One would hope the BBG members are aware of this research and can analyze for themselves minus the filter of IBB’s old top executives and veteran strategic planner.

Aside from the VOA, a good deal of attention should also be on the Middle East Broadcasting Network (MBN) which is responsible for Radio Sawa and Alhurra television broadcasting in Arabic to the Middle East.

Some years ago, “60 Minutes” and the Washington Post did reports on both. If effectiveness was being questioned then, think about now. US Government international broadcasting has no effective impact in the Middle East that is positive for the United States, its people and interests.


Senior agency careerists seem to be oblivious of repeating cycles of Middle East history and politics where the haves and have-not exchange places. It would appear that theses careerists have embraced the intoxication of the so-called “Arab Spring,” which in reality is nothing but a fantasy concocted by Western media.


The United States is in a bad way in the Middle East. Contributing to it are two conflicting messages: “leading from behind” and “supporting freedom and democracy.”


Guess what?


“Leading from behind” is declaring “open season” in the Middle East. It is often interpreted to mean US disengagement. As a result, we have it all: the rise of pan-Islamic fundamentalism, sectarian violence, multi-national fundamentalist militias, civil war and international terrorism. Even now, al-Qaeda is resurgent in Iraq, recently overrunning parts of Iraq’s western Anbar Province and the city of Fallujah.

And then there is the mantra of “supporting freedom and democracy” without thinking what is the best way to achieve it in various cultural and political settings. Independent analysts have offered data that less-than-free media is on the rise globally. That’s not encouraging news and makes the agency appear to be run by a confederacy of fools who don’t know what they are doing. Safe and cozy on the Third Floor of the Cohen Building the careerists appear far removed from reality, playing a game with vital, strategic US national interests.

As we have said before, after the dust settles from a drone strike or other application of force, the insurgents move in – more than likely carrying the late Mikhail Kalashnikov’s invention, the AK-47, saying, “See, America brings you freedom and democracy,” and no doubt spitting on the ground as they march past to demonstrate their contempt for the concepts.

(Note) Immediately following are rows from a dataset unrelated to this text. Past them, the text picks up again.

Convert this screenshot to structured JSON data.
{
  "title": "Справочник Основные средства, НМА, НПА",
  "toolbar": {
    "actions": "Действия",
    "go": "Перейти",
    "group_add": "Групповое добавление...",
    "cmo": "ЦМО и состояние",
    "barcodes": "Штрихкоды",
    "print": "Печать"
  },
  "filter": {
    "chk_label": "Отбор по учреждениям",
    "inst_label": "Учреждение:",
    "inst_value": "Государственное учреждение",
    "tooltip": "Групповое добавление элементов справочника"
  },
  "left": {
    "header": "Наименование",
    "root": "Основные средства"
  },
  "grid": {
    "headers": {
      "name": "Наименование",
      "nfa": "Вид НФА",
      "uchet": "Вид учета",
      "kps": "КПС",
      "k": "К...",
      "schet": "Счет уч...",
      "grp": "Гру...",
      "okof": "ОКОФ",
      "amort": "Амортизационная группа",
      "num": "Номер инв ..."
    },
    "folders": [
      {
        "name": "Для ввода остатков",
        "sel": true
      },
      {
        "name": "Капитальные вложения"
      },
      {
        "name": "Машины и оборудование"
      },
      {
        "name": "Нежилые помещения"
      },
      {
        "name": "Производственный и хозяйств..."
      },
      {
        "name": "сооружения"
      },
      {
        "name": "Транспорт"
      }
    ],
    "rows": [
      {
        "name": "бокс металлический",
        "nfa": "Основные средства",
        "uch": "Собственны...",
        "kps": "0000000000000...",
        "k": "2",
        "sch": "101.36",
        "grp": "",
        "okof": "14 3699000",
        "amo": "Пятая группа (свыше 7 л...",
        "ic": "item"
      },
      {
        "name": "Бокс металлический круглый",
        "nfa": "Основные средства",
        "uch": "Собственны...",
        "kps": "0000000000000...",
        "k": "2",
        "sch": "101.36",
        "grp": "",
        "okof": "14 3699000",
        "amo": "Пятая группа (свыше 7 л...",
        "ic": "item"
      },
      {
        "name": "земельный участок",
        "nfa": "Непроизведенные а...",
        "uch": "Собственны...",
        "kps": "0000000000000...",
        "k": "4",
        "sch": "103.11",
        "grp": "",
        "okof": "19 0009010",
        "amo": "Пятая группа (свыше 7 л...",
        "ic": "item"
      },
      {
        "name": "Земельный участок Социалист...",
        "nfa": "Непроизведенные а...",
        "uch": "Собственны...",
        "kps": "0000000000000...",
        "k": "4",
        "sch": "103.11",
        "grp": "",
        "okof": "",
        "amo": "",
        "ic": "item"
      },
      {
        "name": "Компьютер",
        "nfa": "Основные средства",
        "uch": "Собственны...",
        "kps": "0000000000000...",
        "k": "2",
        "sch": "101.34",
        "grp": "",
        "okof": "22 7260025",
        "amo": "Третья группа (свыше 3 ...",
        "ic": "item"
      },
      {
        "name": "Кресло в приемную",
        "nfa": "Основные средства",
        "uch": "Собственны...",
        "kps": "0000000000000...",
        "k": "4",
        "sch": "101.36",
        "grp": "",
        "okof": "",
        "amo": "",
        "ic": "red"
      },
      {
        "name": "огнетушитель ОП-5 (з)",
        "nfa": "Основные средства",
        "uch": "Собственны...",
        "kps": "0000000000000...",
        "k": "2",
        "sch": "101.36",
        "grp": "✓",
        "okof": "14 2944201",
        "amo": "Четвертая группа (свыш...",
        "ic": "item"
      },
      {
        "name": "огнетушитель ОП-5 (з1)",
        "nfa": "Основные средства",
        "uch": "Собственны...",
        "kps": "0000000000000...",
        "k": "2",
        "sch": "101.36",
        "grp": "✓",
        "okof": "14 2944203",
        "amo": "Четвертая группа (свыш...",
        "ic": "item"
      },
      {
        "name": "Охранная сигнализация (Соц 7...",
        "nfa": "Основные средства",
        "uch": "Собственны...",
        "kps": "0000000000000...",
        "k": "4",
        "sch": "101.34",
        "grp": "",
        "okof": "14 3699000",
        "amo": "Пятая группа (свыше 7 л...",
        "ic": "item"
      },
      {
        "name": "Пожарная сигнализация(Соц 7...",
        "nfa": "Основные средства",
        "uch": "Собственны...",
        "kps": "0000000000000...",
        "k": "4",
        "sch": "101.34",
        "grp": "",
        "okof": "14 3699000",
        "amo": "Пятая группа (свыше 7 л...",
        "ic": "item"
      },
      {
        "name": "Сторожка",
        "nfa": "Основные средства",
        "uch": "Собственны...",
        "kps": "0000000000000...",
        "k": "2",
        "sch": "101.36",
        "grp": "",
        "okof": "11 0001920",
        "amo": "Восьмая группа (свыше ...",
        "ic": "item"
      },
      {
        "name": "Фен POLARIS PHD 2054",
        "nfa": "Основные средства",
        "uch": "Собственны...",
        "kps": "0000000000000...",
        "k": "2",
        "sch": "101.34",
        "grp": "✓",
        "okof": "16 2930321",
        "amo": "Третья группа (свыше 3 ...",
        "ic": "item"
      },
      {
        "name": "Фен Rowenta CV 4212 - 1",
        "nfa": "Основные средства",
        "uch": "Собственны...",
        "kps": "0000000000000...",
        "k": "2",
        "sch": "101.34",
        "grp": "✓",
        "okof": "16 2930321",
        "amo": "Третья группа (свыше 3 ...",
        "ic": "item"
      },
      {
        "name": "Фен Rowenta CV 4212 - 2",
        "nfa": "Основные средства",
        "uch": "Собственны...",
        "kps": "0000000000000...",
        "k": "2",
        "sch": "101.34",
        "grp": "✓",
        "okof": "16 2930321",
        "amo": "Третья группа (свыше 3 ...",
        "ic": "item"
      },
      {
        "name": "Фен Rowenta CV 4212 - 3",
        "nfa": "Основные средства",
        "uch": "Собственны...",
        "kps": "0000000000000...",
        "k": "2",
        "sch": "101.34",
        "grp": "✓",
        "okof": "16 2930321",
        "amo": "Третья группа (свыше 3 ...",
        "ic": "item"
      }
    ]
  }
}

We are reminded of the words of Camille Paglia, professor of humanities at the University of the Arts in Philadelphia, who was recently quoted in an op-ed piece by R. Emmett Tyrell, Jr. in The Washington Times,


“…there’s this illusion that people are basically nice, people are basically kind, if we’re just nice and benevolent to everyone, they’ll be nice, too. They (our elite class) don’t have any sense of evil or criminality.”


And therein is the great trap of “supporting freedom and democracy.” Not everyone wants it the way it is being presented — the US interpretation of it — and they are prepared to resist it.




We believe as Mr. Shell does that there is a lot of work to be done with this agency. We dismiss the fanciful vision presented by Mr. Ensor.

There are many aspects of the work that needs to be done. But one sure self-correcting measure is getting back in step with the VOA Charter.


Until then, dysfunction and defunct reign supreme.


The Federalist

January 2014